On the one hand, existing employees are typically loyal and long-tenured, and skilled in the ‘dark arts’ of traditional operations. Their knowledge and experience are not only invaluable, but in many cases essential for effective operational support of today’s infrastructure and services.
On the flipside, as new technologies, architectures and services are introduced, operational practices are becoming more IT-focused and IT-led. The skills required to manage and support the new environment are very different, and will make those of established employees obsolete(1).
(1) EY 2019 - Use Technology To Innovate
It’s comforting for us to imagine the natural comings and goings of employees will allow this transition of skills to occur painlessly, but sadly this is not the case:
As the qualification age for social security retirement benefits increases (along with life expectancy), employees expect to retire later(2). Early retirement is more prevalent in technology companies than in many other industries, but the trend is inexorably towards a longer working life.
(2) Bloomberg 2018 - Americans Retiring Later
The market for technology graduates is highly competitive, and it’s a struggle to recruit the numbers of young professionals needed to satisfy the evolving needs of the business(3). So even if a CSP is inclined to shed older staff, it’s not an easy matter to replace them with appropriately-skilled youngsters.
(3) CIO 2018 - The IT Skills Gap
Understanding the nuances of legacy systems and an established workforce
These effects increase the importance of CSPs finding ways to allow existing employees to continue making a useful contribution to the success of the company, despite the changes taking place. And adding further weight, it’s desirable because their ‘legacy’ experience is still valuable:
- For the foreseeable future, a ‘hybrid’ infrastructure including both old and new technologies will exist, as CSPs make the transition from traditional to new technologies. This hybridization has several forms… for example, NFV offers the possibility to incrementally virtualize specific components, in an environment initially dominated by traditional technology, while SDN offers a virtualized overarching framework for network management and operation, within which many lower-level traditional network components are incrementally virtualized. In both cases, there’s a need to blend old and new skills as the transformation proceeds.
- Even in the virtualized, software-driven, COTs-based, cloud-centric future of networks and services, there’s a lot of nuanced operational ‘cause and effect’ insight residing in the heads of the experienced staff, much of which is not documented or accessible in other forms. The intuition and experience of the workforce must be captured and harnessed to allow the emerging significantly more dynamic infrastructure and services environment to be configured, tuned and managed effectively… particularly as scale, complexity and required speed of reaction increase!

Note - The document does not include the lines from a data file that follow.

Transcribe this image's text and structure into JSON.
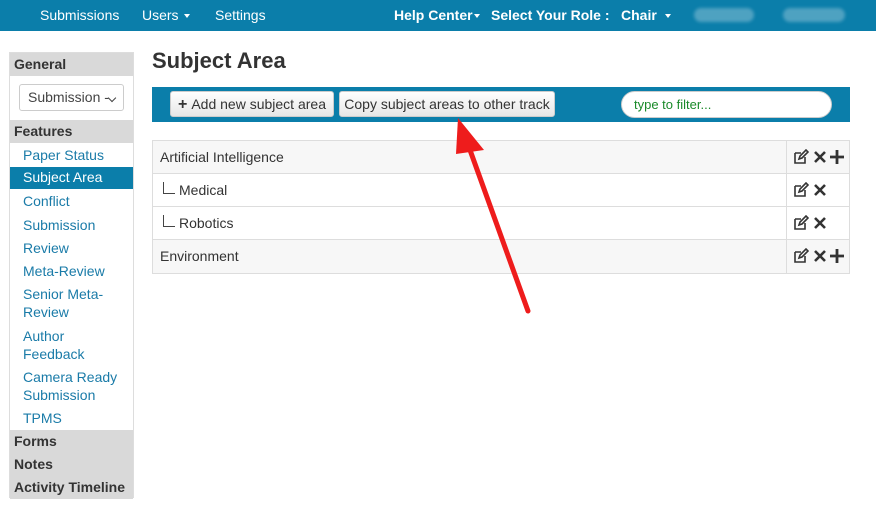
{
  "navbar": {
    "items": [
      {
        "label": "Submissions"
      },
      {
        "label": "Users"
      },
      {
        "label": "Settings"
      }
    ],
    "help_center": "Help Center",
    "role_label": "Select Your Role :",
    "role_value": "Chair"
  },
  "sidebar": {
    "general_header": "General",
    "select_value": "Submission -",
    "features_header": "Features",
    "links": [
      {
        "label": "Paper Status"
      },
      {
        "label": "Subject Area"
      },
      {
        "label": "Conflict"
      },
      {
        "label": "Submission"
      },
      {
        "label": "Review"
      },
      {
        "label": "Meta-Review"
      },
      {
        "label": "Senior Meta-\nReview"
      },
      {
        "label": "Author\nFeedback"
      },
      {
        "label": "Camera Ready\nSubmission"
      },
      {
        "label": "TPMS"
      }
    ],
    "forms_header": "Forms",
    "notes_header": "Notes",
    "activity_header": "Activity Timeline"
  },
  "main": {
    "title": "Subject Area",
    "add_button": "Add new subject area",
    "copy_button": "Copy subject areas to other track",
    "filter_placeholder": "type to filter..."
  },
  "tree": [
    {
      "label": "Artificial Intelligence",
      "level": 0,
      "can_add": true
    },
    {
      "label": "Medical",
      "level": 1,
      "can_add": false
    },
    {
      "label": "Robotics",
      "level": 1,
      "can_add": false
    },
    {
      "label": "Environment",
      "level": 0,
      "can_add": true
    }
  ],
  "colors": {
    "brand": "#0b7eaa",
    "link": "#1a7ba8",
    "annotation_arrow": "#ee1c1c"
  }
}
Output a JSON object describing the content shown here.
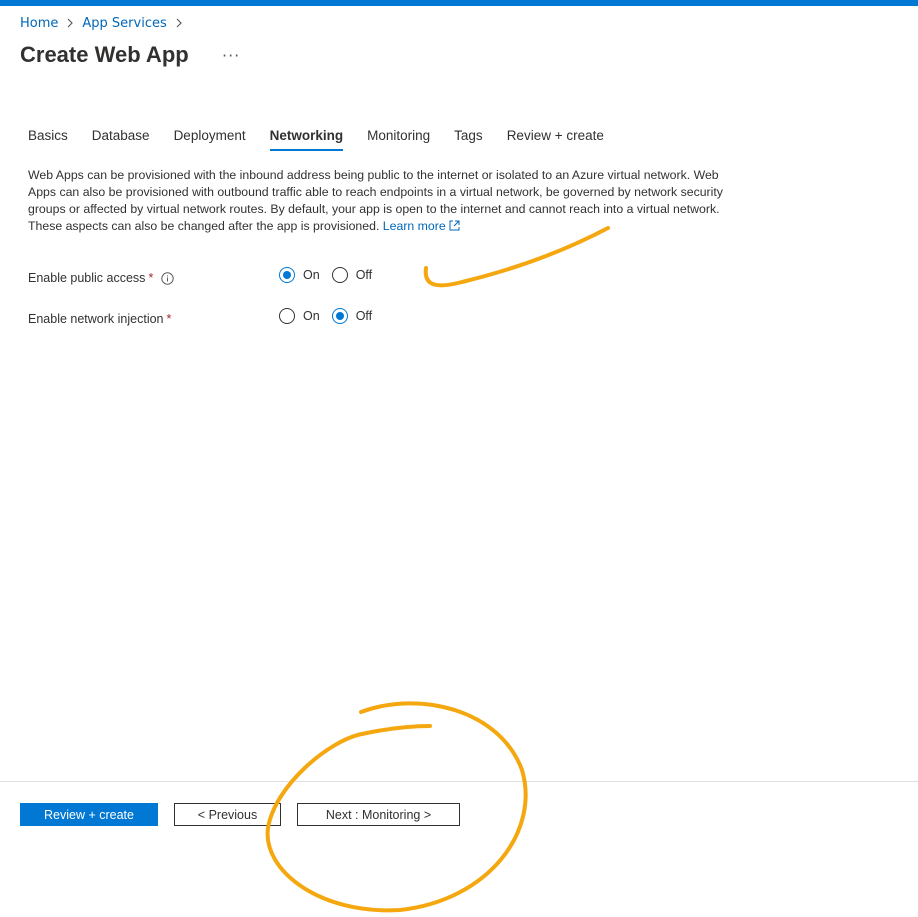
{
  "breadcrumb": {
    "home": "Home",
    "app_services": "App Services",
    "sep": ">"
  },
  "page": {
    "title": "Create Web App",
    "more": "···"
  },
  "tabs": [
    {
      "label": "Basics"
    },
    {
      "label": "Database"
    },
    {
      "label": "Deployment"
    },
    {
      "label": "Networking",
      "active": true
    },
    {
      "label": "Monitoring"
    },
    {
      "label": "Tags"
    },
    {
      "label": "Review + create"
    }
  ],
  "description": {
    "text": "Web Apps can be provisioned with the inbound address being public to the internet or isolated to an Azure virtual network. Web Apps can also be provisioned with outbound traffic able to reach endpoints in a virtual network, be governed by network security groups or affected by virtual network routes. By default, your app is open to the internet and cannot reach into a virtual network. These aspects can also be changed after the app is provisioned.",
    "learn_more": "Learn more"
  },
  "fields": {
    "public_access": {
      "label": "Enable public access",
      "required": "*",
      "on": "On",
      "off": "Off",
      "selected": "On"
    },
    "network_injection": {
      "label": "Enable network injection",
      "required": "*",
      "on": "On",
      "off": "Off",
      "selected": "Off"
    }
  },
  "footer": {
    "review_create": "Review + create",
    "previous": "< Previous",
    "next": "Next : Monitoring >"
  },
  "colors": {
    "accent": "#0078d4",
    "link": "#0067b8",
    "annotation": "#f5a70f",
    "required": "#a4262c"
  },
  "icons": [
    "chevron-right-icon",
    "info-icon",
    "external-link-icon"
  ]
}
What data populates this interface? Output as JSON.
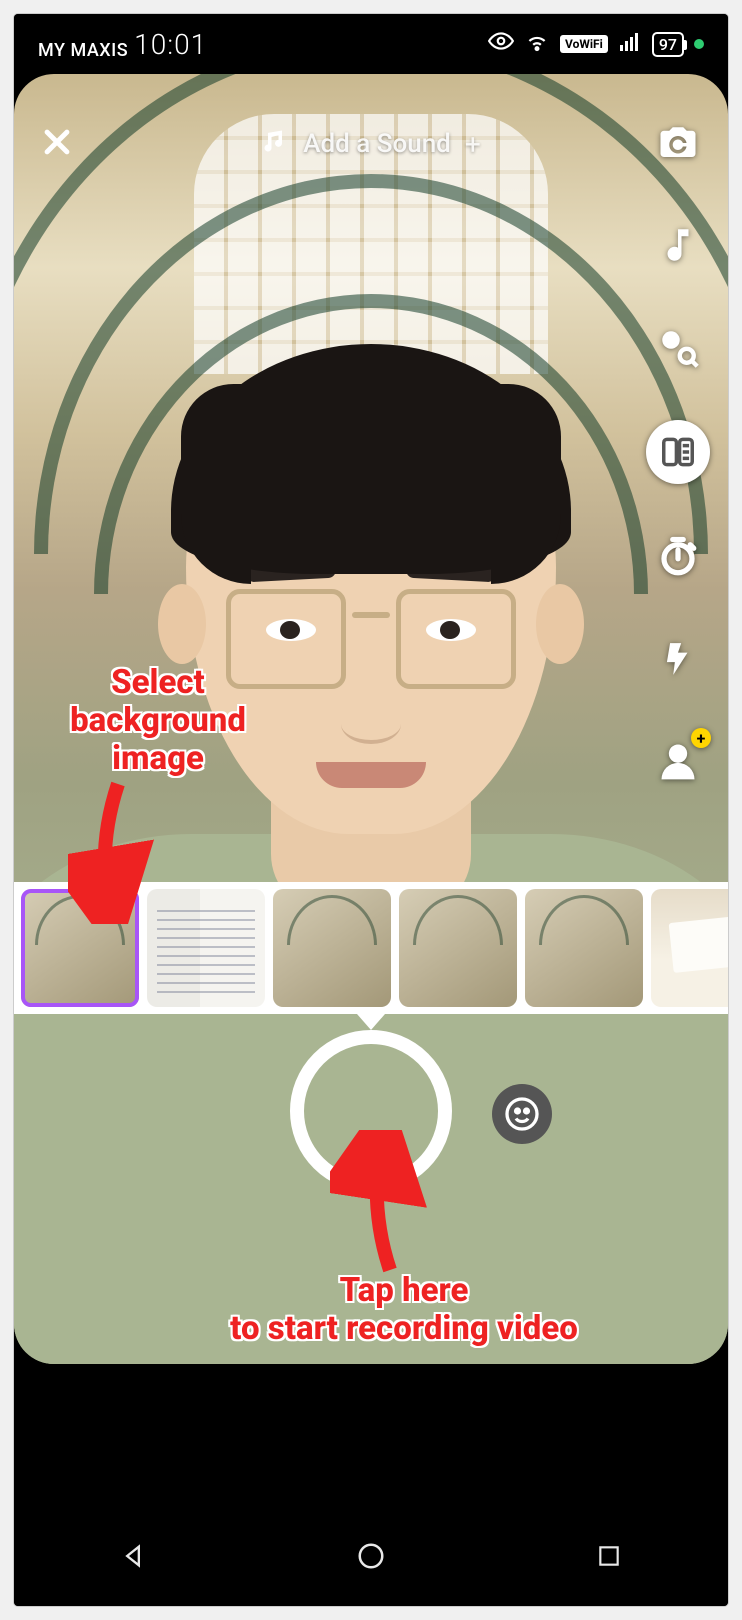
{
  "status_bar": {
    "carrier": "MY MAXIS",
    "time": "10:01",
    "vowifi": "VoWiFi",
    "battery": "97"
  },
  "top": {
    "add_sound_label": "Add a Sound"
  },
  "tools": {
    "flip": "flip-camera-icon",
    "music": "music-icon",
    "explore": "explore-icon",
    "greenscreen": "greenscreen-icon",
    "timer": "timer-icon",
    "flash": "flash-icon",
    "add_friend": "person-plus-icon"
  },
  "backgrounds": {
    "selected_index": 0,
    "thumbs": [
      {
        "kind": "hall",
        "label": "interior-arches-1"
      },
      {
        "kind": "paper",
        "label": "handwritten-note"
      },
      {
        "kind": "hall",
        "label": "interior-arches-2"
      },
      {
        "kind": "hall",
        "label": "interior-arches-3"
      },
      {
        "kind": "hall",
        "label": "interior-arches-4"
      },
      {
        "kind": "card",
        "label": "holding-card"
      }
    ]
  },
  "annotations": {
    "select_bg": "Select background image",
    "tap_record": "Tap here\nto start recording video"
  }
}
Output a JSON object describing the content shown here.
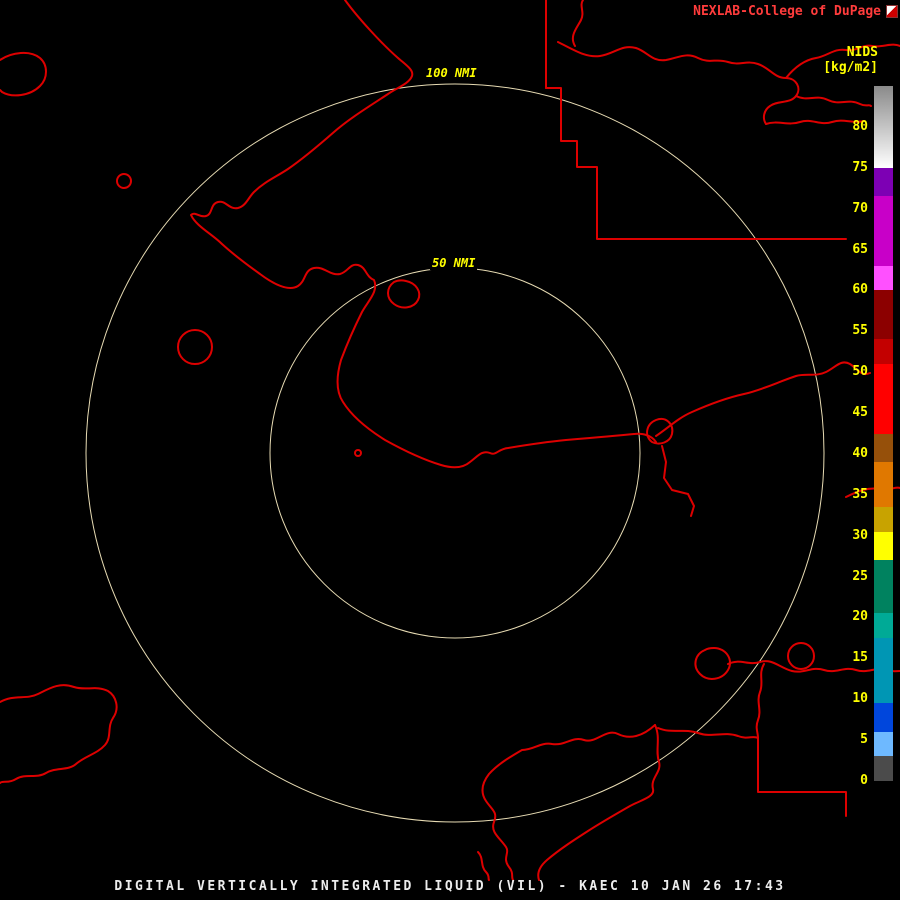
{
  "header": {
    "brand": "NEXLAB-College of DuPage"
  },
  "colorbar": {
    "title": "NIDS",
    "units": "[kg/m2]",
    "max": 85,
    "min": 0,
    "tick_values": [
      80,
      75,
      70,
      65,
      60,
      55,
      50,
      45,
      40,
      35,
      30,
      25,
      20,
      15,
      10,
      5,
      0
    ],
    "segments": [
      {
        "from": 85,
        "to": 75,
        "color": "#ffffff",
        "gradient_from": "#8a8a8a"
      },
      {
        "from": 75,
        "to": 71.5,
        "color": "#7d00b4"
      },
      {
        "from": 71.5,
        "to": 63,
        "color": "#c800c8"
      },
      {
        "from": 63,
        "to": 60,
        "color": "#ff50ff"
      },
      {
        "from": 60,
        "to": 54,
        "color": "#8c0000"
      },
      {
        "from": 54,
        "to": 51,
        "color": "#c30000"
      },
      {
        "from": 51,
        "to": 42.5,
        "color": "#ff0000"
      },
      {
        "from": 42.5,
        "to": 39,
        "color": "#96500a"
      },
      {
        "from": 39,
        "to": 33.5,
        "color": "#e07800"
      },
      {
        "from": 33.5,
        "to": 30.5,
        "color": "#c8a300"
      },
      {
        "from": 30.5,
        "to": 27,
        "color": "#ffff00"
      },
      {
        "from": 27,
        "to": 20.5,
        "color": "#00825f"
      },
      {
        "from": 20.5,
        "to": 17.5,
        "color": "#00aa96"
      },
      {
        "from": 17.5,
        "to": 9.5,
        "color": "#0096b4"
      },
      {
        "from": 9.5,
        "to": 6,
        "color": "#0046dc"
      },
      {
        "from": 6,
        "to": 3,
        "color": "#6eb9ff"
      },
      {
        "from": 3,
        "to": 0,
        "color": "#4b4b4b"
      }
    ]
  },
  "map": {
    "ring_labels": {
      "outer": "100 NMI",
      "inner": "50 NMI"
    },
    "ring_color": "#e8dcb4",
    "outline_color": "#dd0000",
    "label_color": "#ffff00"
  },
  "footer": {
    "caption": "DIGITAL VERTICALLY INTEGRATED LIQUID (VIL) - KAEC 10 JAN 26 17:43"
  }
}
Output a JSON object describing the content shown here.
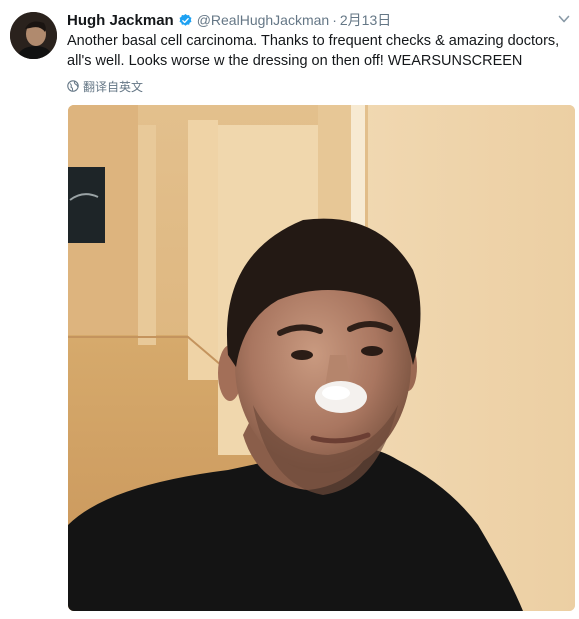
{
  "tweet": {
    "author": {
      "name": "Hugh Jackman",
      "handle": "@RealHughJackman",
      "verified": true
    },
    "separator": "·",
    "date": "2月13日",
    "text_lines": [
      "Another basal cell carcinoma. Thanks to frequent checks & amazing doctors,",
      "all's well. Looks worse w the dressing on then off! WEARSUNSCREEN"
    ],
    "translate_label": "翻译自英文",
    "icons": {
      "verified": "verified-badge-icon",
      "menu": "chevron-down-icon",
      "translate": "globe-icon"
    },
    "colors": {
      "name": "#14171a",
      "secondary": "#657786",
      "verified": "#1da1f2",
      "background": "#ffffff"
    }
  }
}
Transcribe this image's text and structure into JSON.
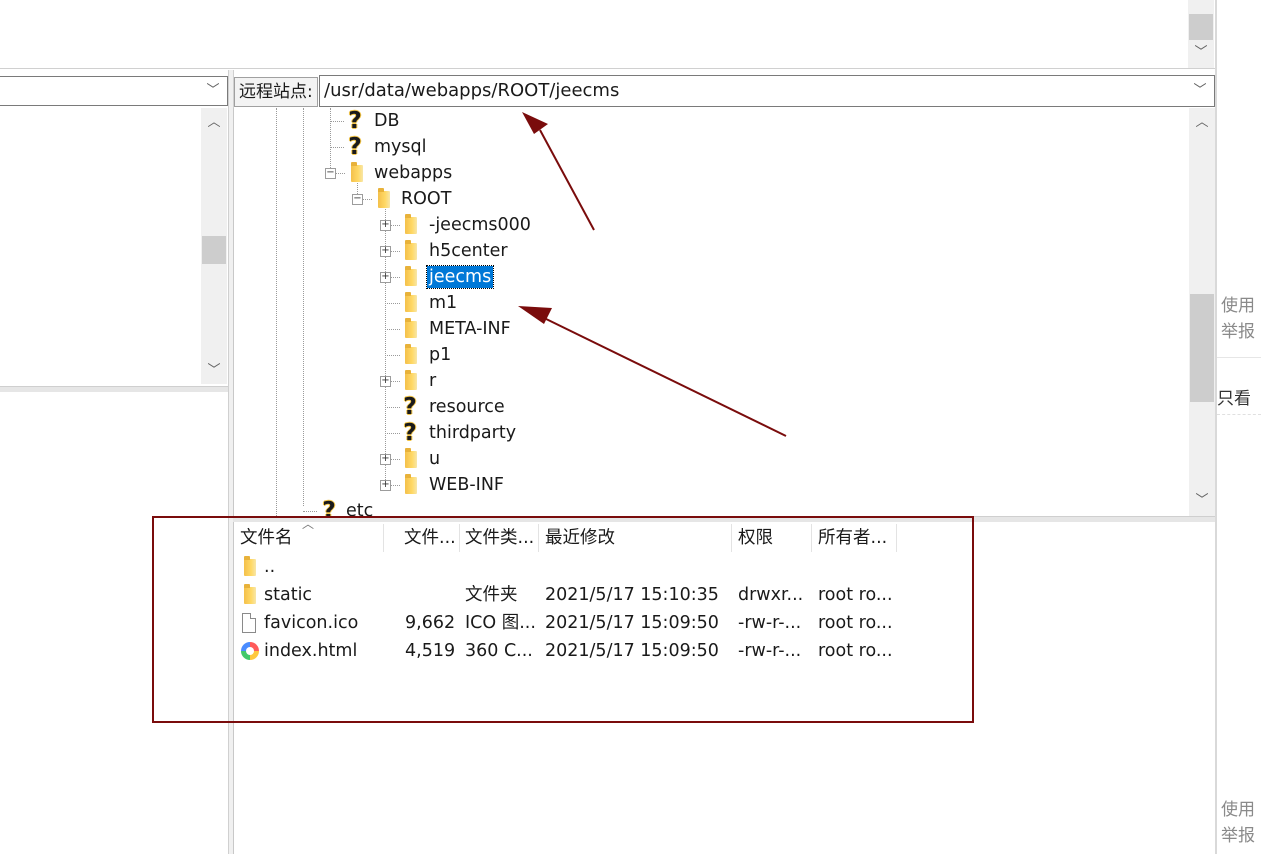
{
  "remote_site": {
    "label": "远程站点:",
    "path": "/usr/data/webapps/ROOT/jeecms"
  },
  "tree": {
    "items": [
      {
        "name": "DB",
        "icon": "question-icon"
      },
      {
        "name": "mysql",
        "icon": "question-icon"
      },
      {
        "name": "webapps",
        "icon": "folder-icon",
        "expander": "⊟"
      },
      {
        "name": "ROOT",
        "icon": "folder-icon",
        "expander": "⊟"
      },
      {
        "name": "-jeecms000",
        "icon": "folder-icon",
        "expander": "⊞"
      },
      {
        "name": "h5center",
        "icon": "folder-icon",
        "expander": "⊞"
      },
      {
        "name": "jeecms",
        "icon": "folder-icon",
        "expander": "⊞",
        "selected": true
      },
      {
        "name": "m1",
        "icon": "folder-icon"
      },
      {
        "name": "META-INF",
        "icon": "folder-icon"
      },
      {
        "name": "p1",
        "icon": "folder-icon"
      },
      {
        "name": "r",
        "icon": "folder-icon",
        "expander": "⊞"
      },
      {
        "name": "resource",
        "icon": "question-icon"
      },
      {
        "name": "thirdparty",
        "icon": "question-icon"
      },
      {
        "name": "u",
        "icon": "folder-icon",
        "expander": "⊞"
      },
      {
        "name": "WEB-INF",
        "icon": "folder-icon",
        "expander": "⊞"
      },
      {
        "name": "etc",
        "icon": "question-icon"
      }
    ]
  },
  "file_list": {
    "headers": {
      "name": "文件名",
      "size": "文件...",
      "type": "文件类...",
      "modified": "最近修改",
      "permissions": "权限",
      "owner": "所有者..."
    },
    "rows": [
      {
        "name": "..",
        "size": "",
        "type": "",
        "modified": "",
        "permissions": "",
        "owner": "",
        "icon": "folder-icon"
      },
      {
        "name": "static",
        "size": "",
        "type": "文件夹",
        "modified": "2021/5/17 15:10:35",
        "permissions": "drwxr...",
        "owner": "root ro...",
        "icon": "folder-icon"
      },
      {
        "name": "favicon.ico",
        "size": "9,662",
        "type": "ICO 图...",
        "modified": "2021/5/17 15:09:50",
        "permissions": "-rw-r-...",
        "owner": "root ro...",
        "icon": "file-icon"
      },
      {
        "name": "index.html",
        "size": "4,519",
        "type": "360 C...",
        "modified": "2021/5/17 15:09:50",
        "permissions": "-rw-r-...",
        "owner": "root ro...",
        "icon": "html-file-icon"
      }
    ]
  },
  "side_panel": {
    "top_use": "使用",
    "top_report": "举报",
    "only_look": "只看",
    "bottom_use": "使用",
    "bottom_report": "举报"
  },
  "colors": {
    "annotation_arrow": "#7a0c0c",
    "annotation_box": "#7a0c0c",
    "selection": "#0078d7"
  }
}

Age-related workforce dynamics:
- Skills and experience of older technology workers are becoming less relevant
- Retirement age is increasing alongside life expectancy and access to retirement benefits
- Competition exists for new graduates and other younger staff with relevant newer skills
- The natural recruitment/retirement cycle will not deliver the skills-shift needed fast enough
- Re-skilling and/or letting staff go are the only options to achieve the skills transformation
Existing expertise needs to be captured and CSP best practices enhanced
The end result is rather than replacing older employees, which would challenge social responsibility mandates in many organizations, there are many reasons why re-skilling to extend their useful participation is much the preferred option, as reflected in a McKinsey article originally published in November 2017 (McKinsey 2018 - Re-traing & Re-skilling in the Age of Automation):
In evolving to new infrastructure, the introduction of fresh operational practices and tools will be an incremental process. Existing expertise needs to be captured and best practices enhanced to speed up operational response times and lower costs to dovetail with the new approaches and systems being put in place. In both the old and the new technology environments, automation is key to allow effective management and operation.
Accenture (Accenture 2019 - Intelligent Technologies & the Workforce) notes that “73 percent of CXO respondents from our telco research sample were convinced that their organization would, to a large or very large extent, automate tasks and processes in the next three years”, but also includes the warning “While 96 percent of leaders surveyed expect the future workforce to be a blend of human and machines, they’re focusing more on immediate efficiencies than on transforming the workforce to take advantage of change”.